With pets more essential in residents’ lives, pet parks are no longer placed randomly. CRG has made them an essential part of an overall design. “We’ve added fun tile, accent walls and art to ensure these spaces appeal and are where people want to take their pets and socialize with other owners,” says Mills. The company is considering adding pet vending machines at its new St. Charles property, close to Katy Trail State Park.
At the same time, some developers are moving them to garages and other indoor spaces for inclement weather and to make it easier to remove bad odors, Cook says. Wood Partners is doing its first heated indoor dog park at its Alta Revolution property because of Boston winters, Hallsey says. A garage also offers pluses for warm climates, sites with a limited footprint or urban locations, says Gretkowski. His firm adds an underground flushing component, dog-height water spigot and outdoor lighting for night walks.
In Today, Out Tomorrow
What’s here today may be passé tomorrow.
- Old-style package rooms, which never seemed big enough once the pandemic accelerated online ordering and delivery, are getting larger, sometimes with fewer lockers because of the need for overflow space. Michael H. Zaransky, Founder and President of MZ Capital Partners, recommends having some lockers for smaller parcels, open shelves, controlled access and surveillance system.
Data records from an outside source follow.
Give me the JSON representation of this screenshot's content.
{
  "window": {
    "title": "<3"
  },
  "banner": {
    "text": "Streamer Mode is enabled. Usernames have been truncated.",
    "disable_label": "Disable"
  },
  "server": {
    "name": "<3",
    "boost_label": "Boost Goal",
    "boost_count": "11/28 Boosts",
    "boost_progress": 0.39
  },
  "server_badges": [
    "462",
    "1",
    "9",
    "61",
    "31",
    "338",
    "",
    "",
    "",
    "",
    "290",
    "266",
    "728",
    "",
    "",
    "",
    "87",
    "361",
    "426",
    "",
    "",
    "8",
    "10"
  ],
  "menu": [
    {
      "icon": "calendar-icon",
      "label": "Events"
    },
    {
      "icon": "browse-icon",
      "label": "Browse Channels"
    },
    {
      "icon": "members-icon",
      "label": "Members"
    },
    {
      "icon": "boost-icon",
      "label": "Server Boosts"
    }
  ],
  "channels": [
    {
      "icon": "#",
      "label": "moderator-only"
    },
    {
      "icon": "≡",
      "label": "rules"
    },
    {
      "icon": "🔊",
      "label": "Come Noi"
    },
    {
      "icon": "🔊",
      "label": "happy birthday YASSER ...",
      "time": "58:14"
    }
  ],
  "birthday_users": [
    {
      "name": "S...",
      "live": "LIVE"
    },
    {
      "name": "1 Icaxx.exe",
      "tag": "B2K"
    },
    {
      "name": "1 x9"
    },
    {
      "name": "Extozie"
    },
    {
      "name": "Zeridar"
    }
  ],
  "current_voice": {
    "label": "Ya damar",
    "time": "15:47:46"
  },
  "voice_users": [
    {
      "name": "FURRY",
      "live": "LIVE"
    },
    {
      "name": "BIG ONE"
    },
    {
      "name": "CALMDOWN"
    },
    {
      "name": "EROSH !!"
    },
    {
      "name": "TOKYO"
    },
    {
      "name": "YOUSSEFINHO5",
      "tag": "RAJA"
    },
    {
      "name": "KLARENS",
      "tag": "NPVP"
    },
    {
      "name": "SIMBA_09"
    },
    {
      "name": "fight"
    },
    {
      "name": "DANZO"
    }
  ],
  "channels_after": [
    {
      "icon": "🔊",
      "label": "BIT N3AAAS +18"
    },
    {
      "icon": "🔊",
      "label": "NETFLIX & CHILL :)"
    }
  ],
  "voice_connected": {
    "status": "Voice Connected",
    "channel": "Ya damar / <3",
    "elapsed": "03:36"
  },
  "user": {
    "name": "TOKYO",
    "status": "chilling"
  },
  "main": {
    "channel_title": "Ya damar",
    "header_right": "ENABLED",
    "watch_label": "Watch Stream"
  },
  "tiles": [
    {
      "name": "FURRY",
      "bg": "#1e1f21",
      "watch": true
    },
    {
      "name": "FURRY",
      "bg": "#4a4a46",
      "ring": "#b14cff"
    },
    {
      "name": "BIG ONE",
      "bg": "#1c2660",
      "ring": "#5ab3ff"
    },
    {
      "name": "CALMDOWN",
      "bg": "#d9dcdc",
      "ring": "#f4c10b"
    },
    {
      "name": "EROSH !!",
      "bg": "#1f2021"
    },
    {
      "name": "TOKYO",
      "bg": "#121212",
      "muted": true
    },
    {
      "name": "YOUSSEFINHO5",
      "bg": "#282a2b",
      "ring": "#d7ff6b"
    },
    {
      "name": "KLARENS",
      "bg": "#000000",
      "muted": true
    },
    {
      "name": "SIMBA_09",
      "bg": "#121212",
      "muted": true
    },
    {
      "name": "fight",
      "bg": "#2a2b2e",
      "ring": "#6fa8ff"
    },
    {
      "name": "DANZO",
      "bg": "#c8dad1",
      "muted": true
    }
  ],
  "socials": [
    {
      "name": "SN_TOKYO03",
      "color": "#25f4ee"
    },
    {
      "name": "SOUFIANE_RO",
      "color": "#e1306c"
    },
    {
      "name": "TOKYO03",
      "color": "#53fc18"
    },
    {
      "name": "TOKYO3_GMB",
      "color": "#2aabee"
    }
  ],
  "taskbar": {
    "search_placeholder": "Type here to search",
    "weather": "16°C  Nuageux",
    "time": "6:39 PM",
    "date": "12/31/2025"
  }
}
Some buildings are also transitioning to concierge services that receive packages and deliver to residents’ doors, such as Moda at the Hill.
- Business offices/conference centers may be viewed as obsolete, Zaransky says. “Today, everybody has a notebook computer and wireless printer.” If they are included, they tend to be used more by individuals than large groups, says Brian Gretkowski, President of Sparrow Asset Management.
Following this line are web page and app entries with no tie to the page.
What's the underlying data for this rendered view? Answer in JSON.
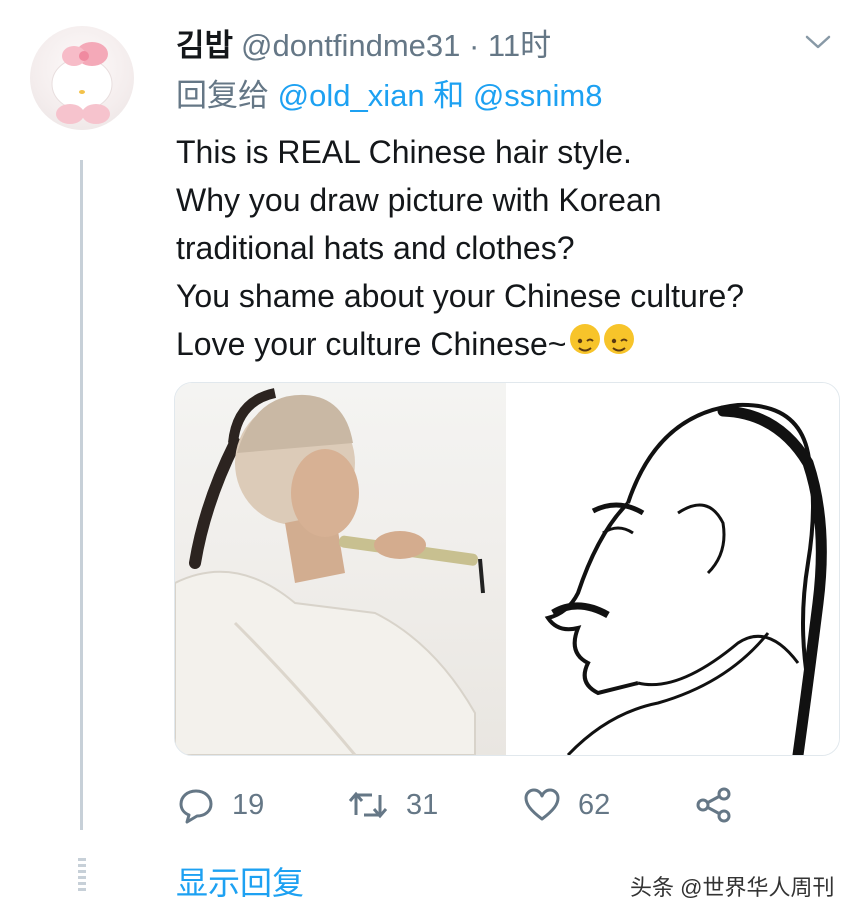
{
  "tweet": {
    "display_name": "김밥",
    "handle": "@dontfindme31 · 11时",
    "replying_prefix": "回复给",
    "reply_to_1": "@old_xian",
    "reply_to_and": "和",
    "reply_to_2": "@ssnim8",
    "text_lines": [
      "This is REAL Chinese hair style.",
      "Why you draw picture with Korean",
      "traditional hats and clothes?",
      "You shame about your Chinese culture?",
      "Love your culture Chinese~"
    ],
    "emojis": [
      "winking-face-icon",
      "winking-face-icon"
    ]
  },
  "actions": {
    "reply_count": "19",
    "retweet_count": "31",
    "like_count": "62"
  },
  "show_replies": "显示回复",
  "watermark": "头条 @世界华人周刊",
  "colors": {
    "link": "#1da1f2",
    "muted": "#657786",
    "text": "#14171a"
  }
}
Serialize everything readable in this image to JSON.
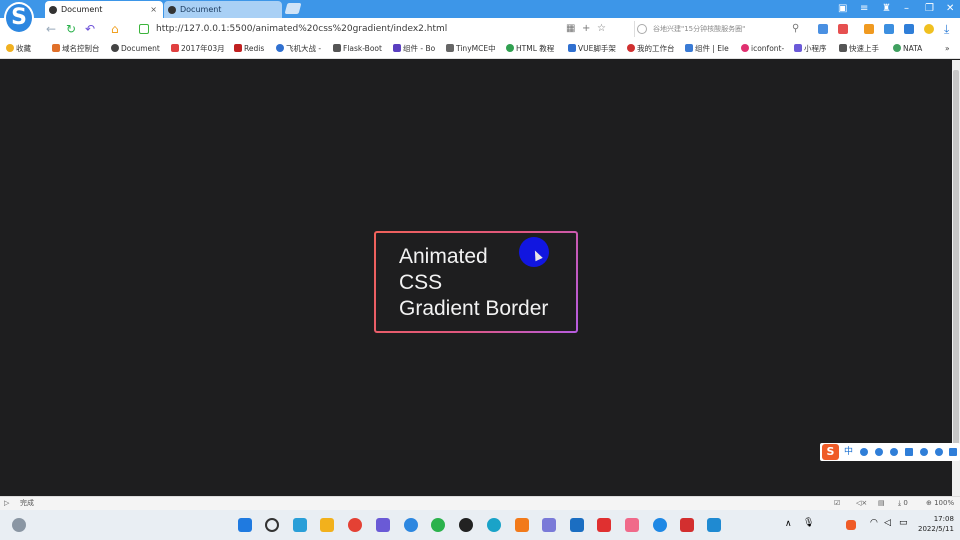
{
  "browser": {
    "tabs": [
      {
        "title": "Document",
        "active": true
      },
      {
        "title": "Document",
        "active": false
      }
    ],
    "url": "http://127.0.0.1:5500/animated%20css%20gradient/index2.html",
    "search_placeholder": "谷地兴建\"15分钟核酸服务圈\"",
    "bookmarks": [
      "收藏",
      "域名控制台",
      "Document",
      "2017年03月",
      "Redis",
      "飞机大战 -",
      "Flask-Boot",
      "组件 - Bo",
      "TinyMCE中",
      "HTML 教程",
      "VUE脚手架",
      "我的工作台",
      "组件 | Ele",
      "iconfont-",
      "小程序",
      "快速上手",
      "NATA"
    ],
    "status_left": "完成",
    "status_right": {
      "download": "0",
      "zoom": "100%"
    }
  },
  "page": {
    "card_lines": [
      "Animated",
      "CSS",
      "Gradient Border"
    ],
    "gradient_colors": [
      "#f0625a",
      "#e0577e",
      "#b65ce0"
    ],
    "cursor_color": "#1116e0"
  },
  "ime": {
    "label": "中"
  },
  "taskbar": {
    "time": "17:08",
    "date": "2022/5/11"
  }
}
- Basketball courts are not used at some properties, so expect fewer to be built. This may also be true for other large, single-use spaces, says Alison Mills, Vice President of Design and Development at CRG. Include in that category large movie theaters with stadium seating. Many properties find it more practical to set up a big flat-screen TV, indoors or outdoors, because residents like to gather and watch a sports event or a reality show like “The Bachelor,” says Mary Cook, President of Mary Cook Associates.
- Coffee bars may not be gone, but these days, they’re likely to offer a bigger menu, from cold brew to wine, other drinks and even candy, says Joe Morrison, President of Sands Companies. At some, they may offer free beverages for a few hours in the morning, then shift to charging, says Mills.
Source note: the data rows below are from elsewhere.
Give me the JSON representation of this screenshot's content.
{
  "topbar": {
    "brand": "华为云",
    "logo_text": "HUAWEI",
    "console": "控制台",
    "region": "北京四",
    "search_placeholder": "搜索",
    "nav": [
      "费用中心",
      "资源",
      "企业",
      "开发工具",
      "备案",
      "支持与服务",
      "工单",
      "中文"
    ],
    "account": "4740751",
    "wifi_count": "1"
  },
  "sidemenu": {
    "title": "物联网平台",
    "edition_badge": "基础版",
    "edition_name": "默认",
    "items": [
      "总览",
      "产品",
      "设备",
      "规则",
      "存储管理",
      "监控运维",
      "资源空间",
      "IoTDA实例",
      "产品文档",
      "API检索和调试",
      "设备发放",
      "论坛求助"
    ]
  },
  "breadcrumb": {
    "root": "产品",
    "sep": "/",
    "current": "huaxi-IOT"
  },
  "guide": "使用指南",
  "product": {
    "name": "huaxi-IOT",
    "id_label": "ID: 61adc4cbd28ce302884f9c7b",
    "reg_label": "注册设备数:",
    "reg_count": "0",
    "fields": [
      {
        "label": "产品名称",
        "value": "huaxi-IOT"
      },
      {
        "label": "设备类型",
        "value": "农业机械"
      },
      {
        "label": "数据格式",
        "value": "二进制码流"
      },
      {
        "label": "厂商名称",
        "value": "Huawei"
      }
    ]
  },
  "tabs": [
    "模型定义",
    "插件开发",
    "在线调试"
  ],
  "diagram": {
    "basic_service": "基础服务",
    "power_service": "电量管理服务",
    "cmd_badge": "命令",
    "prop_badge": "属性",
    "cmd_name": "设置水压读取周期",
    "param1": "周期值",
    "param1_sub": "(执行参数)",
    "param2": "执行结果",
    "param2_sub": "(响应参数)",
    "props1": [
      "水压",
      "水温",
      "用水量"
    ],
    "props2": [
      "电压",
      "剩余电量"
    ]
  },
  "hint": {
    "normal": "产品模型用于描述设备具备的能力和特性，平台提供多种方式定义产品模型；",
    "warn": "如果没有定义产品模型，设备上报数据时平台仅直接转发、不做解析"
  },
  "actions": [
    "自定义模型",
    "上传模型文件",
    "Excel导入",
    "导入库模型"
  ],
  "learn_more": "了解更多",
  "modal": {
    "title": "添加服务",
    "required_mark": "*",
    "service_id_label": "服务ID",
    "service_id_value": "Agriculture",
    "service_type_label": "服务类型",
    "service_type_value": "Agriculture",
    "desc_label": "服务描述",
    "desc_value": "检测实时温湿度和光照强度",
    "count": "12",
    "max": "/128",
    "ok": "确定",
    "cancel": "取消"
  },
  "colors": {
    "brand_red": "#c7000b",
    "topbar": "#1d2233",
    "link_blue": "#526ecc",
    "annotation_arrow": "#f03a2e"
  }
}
- Door locks with keys are being replaced by hands-free entries for residents with a QR code or fob, says Zaransky. Having these makes the resident experience much easier for themselves, visitors and also building staff, Gretkowski says.
- Less carpeting and more wood and luxury vinyl tile (LVT) floor products make surfaces easier to clean, Zaransky says. But the choice may sometimes depend on the type of building. High-rises might opt for a hard surface since pets “often can’t wait and experience leakage,” says Steve Hallsey, Managing Director for Wood Partners, but garden-style units with individual entries and stairs may use soft materials. Granite countertops may be fading, replaced by quartz since it’s considered more durable and easier to clean, and also available in a range of fresh palettes, Mills says. The quartz also may be thinner—3/4-inch, which is aesthetically more pleasing for its modern look, Gretkowski says. White oak is showing up in more luxury buildings for cabinetry—though expensive, Mills says—and replacing darker-toned laminate cabinetry. If not white oak, Gretkowski sees more gray painted wood cabinets.
- Beige and pastel colors are less popular, and despite all the talk about gray fading, it’s still in at many multifamily buildings, along with black, says Zaransky. The bottom line, “Neutrals, including navy, will dominate for a long time,” Mills says.
- Shared entries, hallways and elevators spur concern about sharing air due to viruses spreading, leading MZ Capital Partners to develop its Vantage Mundelein, Ill., property with separate entries from the outdoors, akin to a garden-style model.
Barbara Ballinger is a freelance contributor to units Magazine.